IGH on behalf of Cardinal Upgradements & Improvements Limited.


A mascot on the mental brink after a spell in the washing machine…


It was for his own good. He needed a bath. He had six minutes in the twin-tub, six on rinse and six minutes in the spinner. Now all he does is tremble, mutter about “bad hair forever” and stare at me with those accusing eyes. You’d think that I’d tried to drown him or something.


Progress abounding on the Cardinal.

Flooring is going down. Insulation first, a layer of foil and then some nice oak which is what I gots me at a very goodly bargain price. Of course, nowt is square or parallel on a narrowboat, so each piece must be cut to a slightly different length and shape.


It feels great underfoot, and looks a treat.

The shower-room is all but finished (still the soft, sensuous, black rubber flooring to go down sometime, ooh, er, missus). A flick of the light-switch now turns on the red night-vision LEDs, a second flick changes them to bright white. The shower itself now bathes in a neon blue glow, which makes taking a shower just that little bit “Star Trek”.

The red night-vision gizmo means that I really, really don’t have to be fully awake to visit the necessary offices during the night – luxury, eh?


I was going to take a selfie while I was in the shower to show you the lighting effect, but then I realised that you’d all end up looking as though you’d just spent six minutes in the washing machine… so I didn’t. Be grateful.

The washing machine’s home is now finished and trimmed.

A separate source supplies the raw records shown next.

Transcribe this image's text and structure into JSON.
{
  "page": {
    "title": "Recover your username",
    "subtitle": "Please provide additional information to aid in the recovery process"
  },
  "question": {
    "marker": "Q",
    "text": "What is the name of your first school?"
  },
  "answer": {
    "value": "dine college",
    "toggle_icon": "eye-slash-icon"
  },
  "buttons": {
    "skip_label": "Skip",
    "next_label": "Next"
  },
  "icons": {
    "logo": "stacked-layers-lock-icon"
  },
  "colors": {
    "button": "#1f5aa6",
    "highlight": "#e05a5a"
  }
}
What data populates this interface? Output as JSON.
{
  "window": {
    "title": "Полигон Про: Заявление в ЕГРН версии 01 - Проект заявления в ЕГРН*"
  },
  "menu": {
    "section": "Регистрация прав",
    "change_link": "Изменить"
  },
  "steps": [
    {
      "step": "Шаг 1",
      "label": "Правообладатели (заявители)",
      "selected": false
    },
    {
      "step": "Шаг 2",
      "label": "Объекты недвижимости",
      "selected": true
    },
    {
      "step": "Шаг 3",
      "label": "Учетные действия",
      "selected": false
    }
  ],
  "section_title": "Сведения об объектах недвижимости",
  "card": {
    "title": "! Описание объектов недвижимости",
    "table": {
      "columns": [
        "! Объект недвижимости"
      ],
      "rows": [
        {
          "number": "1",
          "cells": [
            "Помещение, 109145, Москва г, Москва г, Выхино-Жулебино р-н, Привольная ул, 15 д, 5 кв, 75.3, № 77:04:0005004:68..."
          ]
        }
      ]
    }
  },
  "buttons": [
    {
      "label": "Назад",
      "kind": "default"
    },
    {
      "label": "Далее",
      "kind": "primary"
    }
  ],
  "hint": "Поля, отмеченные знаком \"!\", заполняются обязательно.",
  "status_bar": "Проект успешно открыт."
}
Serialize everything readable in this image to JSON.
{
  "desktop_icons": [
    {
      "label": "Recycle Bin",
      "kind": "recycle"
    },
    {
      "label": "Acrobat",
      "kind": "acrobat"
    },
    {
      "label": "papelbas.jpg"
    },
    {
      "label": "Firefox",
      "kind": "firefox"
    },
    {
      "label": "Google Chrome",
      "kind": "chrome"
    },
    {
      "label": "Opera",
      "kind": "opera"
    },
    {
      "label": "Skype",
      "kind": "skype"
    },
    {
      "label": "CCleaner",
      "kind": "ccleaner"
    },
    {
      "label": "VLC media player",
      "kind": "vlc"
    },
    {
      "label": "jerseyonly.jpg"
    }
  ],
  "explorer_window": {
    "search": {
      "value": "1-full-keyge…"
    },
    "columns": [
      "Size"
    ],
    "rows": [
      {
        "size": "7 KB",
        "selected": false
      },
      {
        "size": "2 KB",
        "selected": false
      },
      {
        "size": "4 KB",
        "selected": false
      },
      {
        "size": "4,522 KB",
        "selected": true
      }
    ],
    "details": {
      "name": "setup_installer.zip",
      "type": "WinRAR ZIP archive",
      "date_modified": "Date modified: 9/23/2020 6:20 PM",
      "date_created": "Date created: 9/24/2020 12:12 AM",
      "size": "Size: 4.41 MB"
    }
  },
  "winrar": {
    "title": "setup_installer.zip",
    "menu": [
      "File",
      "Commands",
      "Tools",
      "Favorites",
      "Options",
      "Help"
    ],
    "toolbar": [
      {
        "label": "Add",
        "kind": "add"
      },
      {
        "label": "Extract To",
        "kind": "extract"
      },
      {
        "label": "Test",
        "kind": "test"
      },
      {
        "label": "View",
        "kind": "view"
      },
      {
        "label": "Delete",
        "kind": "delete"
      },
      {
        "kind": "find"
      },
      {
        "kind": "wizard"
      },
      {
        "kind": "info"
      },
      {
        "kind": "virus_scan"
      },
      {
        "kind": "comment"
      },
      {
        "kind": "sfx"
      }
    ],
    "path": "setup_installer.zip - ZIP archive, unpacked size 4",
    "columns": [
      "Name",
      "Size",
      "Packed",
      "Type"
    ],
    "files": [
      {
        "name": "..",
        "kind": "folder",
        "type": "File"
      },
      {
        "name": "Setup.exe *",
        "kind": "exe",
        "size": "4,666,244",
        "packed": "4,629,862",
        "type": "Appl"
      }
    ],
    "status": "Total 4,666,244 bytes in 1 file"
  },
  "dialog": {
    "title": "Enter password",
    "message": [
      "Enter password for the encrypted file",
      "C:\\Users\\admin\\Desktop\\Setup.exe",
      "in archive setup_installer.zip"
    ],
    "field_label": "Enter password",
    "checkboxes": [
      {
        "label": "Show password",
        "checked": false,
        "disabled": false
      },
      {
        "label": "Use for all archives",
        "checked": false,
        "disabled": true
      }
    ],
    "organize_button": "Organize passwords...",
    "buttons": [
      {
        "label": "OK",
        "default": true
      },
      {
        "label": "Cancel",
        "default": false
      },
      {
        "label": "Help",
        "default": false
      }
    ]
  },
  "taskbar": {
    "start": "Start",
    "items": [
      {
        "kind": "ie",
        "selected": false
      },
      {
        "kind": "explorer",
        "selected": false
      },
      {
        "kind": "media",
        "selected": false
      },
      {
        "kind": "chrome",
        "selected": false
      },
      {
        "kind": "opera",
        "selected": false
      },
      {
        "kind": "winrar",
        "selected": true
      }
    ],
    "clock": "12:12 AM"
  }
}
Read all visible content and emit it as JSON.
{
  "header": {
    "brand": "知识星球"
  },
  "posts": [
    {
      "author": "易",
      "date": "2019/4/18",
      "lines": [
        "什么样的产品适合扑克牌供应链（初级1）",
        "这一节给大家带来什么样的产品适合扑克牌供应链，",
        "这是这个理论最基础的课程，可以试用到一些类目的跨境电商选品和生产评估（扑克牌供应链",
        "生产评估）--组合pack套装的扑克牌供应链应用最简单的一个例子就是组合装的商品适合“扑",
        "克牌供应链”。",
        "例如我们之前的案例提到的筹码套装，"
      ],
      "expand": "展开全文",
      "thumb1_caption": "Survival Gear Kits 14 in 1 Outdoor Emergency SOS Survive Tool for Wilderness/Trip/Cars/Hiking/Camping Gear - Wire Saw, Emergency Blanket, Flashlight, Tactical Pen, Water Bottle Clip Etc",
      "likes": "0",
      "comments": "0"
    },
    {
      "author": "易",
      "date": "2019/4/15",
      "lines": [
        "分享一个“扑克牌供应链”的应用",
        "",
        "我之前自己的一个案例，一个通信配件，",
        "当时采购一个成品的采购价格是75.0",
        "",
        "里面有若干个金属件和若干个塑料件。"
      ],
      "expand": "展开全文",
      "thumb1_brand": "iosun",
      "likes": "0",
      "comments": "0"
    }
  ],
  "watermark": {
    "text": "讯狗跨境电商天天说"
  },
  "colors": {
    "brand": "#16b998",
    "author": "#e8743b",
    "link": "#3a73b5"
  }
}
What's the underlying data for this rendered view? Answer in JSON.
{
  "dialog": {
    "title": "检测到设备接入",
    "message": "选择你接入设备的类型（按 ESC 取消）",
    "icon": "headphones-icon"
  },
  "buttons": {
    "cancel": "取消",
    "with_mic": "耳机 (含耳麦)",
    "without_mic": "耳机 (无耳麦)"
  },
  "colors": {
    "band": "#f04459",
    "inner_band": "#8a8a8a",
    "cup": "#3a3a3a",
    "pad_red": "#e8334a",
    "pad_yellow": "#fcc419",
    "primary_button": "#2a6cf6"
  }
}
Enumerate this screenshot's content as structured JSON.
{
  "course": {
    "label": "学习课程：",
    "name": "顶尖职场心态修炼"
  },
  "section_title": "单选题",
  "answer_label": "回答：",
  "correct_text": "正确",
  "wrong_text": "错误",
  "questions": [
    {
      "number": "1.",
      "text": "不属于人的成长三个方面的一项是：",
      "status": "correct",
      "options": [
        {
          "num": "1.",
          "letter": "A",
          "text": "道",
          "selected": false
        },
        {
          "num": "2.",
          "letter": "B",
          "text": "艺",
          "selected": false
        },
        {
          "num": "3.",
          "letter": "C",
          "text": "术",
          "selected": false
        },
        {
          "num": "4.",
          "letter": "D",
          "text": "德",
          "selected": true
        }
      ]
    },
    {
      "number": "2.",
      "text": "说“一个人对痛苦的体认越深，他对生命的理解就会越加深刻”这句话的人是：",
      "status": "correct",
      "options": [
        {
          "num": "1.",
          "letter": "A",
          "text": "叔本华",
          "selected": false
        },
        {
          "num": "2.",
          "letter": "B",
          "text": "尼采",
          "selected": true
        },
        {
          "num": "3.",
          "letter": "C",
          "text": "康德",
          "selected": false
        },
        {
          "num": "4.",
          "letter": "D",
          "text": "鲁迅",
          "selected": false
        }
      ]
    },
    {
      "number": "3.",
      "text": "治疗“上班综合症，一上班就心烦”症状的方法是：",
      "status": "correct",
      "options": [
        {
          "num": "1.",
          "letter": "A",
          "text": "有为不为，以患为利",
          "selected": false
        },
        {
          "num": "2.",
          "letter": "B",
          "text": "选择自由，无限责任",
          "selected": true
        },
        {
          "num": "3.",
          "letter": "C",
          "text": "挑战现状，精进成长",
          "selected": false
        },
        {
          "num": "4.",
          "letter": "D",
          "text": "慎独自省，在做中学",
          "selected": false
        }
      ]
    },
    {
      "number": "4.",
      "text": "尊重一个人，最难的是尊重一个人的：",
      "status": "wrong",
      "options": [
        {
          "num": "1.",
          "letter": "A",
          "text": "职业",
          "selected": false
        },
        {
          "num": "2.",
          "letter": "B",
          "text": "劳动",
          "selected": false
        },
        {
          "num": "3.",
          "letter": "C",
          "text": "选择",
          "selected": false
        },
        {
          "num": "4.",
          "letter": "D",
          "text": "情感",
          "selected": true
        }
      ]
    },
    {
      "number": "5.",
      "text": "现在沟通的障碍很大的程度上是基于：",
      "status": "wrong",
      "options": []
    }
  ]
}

It stows out of the way in the galley, with an extra worktop as a bonus.


Just awaits the velvet restraining rope to the front so that it doesn’t move out of place as we cross the Atlantic or something.

All of the earlier work that is now unseen, the wiring, the changes to the layout, all feel as though they are coming together, and the end is in sight.

It’s either that, or there’s a train heading towards me in the tunnel.

Galley gets more attention next, with cupboard doors being removed and re-trimmed so that the shelves are open-plan basket cases (wibble moo fribble de-clomp, Nanny…) and mayhap a change to the main worktop surface. Ancient refrigerator will be leaving me for pastures new, to be replaced by two separate 12v coolboxes.

The gaps where the mush-er-oom vents used to be in the roof are being plugged with the “Breezy” beasties, with two-speed fans and the facility to close them off altogether if necessary…


Panels are going up over the … traditional… carvings that currently adorn the various stem, stern and side doors.


The furniture on these is being simplified, with better bolts, better locks and “medieval” style locking bars that just drop into place. Simples is the way to go, methinks – it suits my brain.

Duh-huh, uhuh.

Aside from that, it’s been a relaxing week. Today, by way of cont-er-ast, has been an unseasonally summerish festival of waking up when I felt like it, coffee, toast – and of emptying “Thunderbird Two”, filling the Cardinal’s water tank, a couple of hours of laundry and some writing of this blog post. Domesticus abounding. Later I may iron a shirt or six, and arrange my boxer-shorts into colour order with a sub-order of gusset-itchiness. I’ll tackle rolling the socks tomorrow (that’s a job I find best on Sundays, when I know that lots of religious folk are probably praying). Socks are dangerous things.

Right now though the ripples on the water are slapping at the Cardinal’s bow, the sun is shining and I am contemplating (vegan) cherry pie and (vegan) custard for tiffin, just as a restorative, to keep my vitaminous levels and suchlike up. One mustn’t allow one’s various sanguine, choleric, melancholic and phlegmatic humours to drop, must one?

Certainly not during the season of frists and frellow mootfulness…


All suggestions as to how to calm the mascot down and bring him back from the verge gratefully received.

A stiff brandy, perhaps?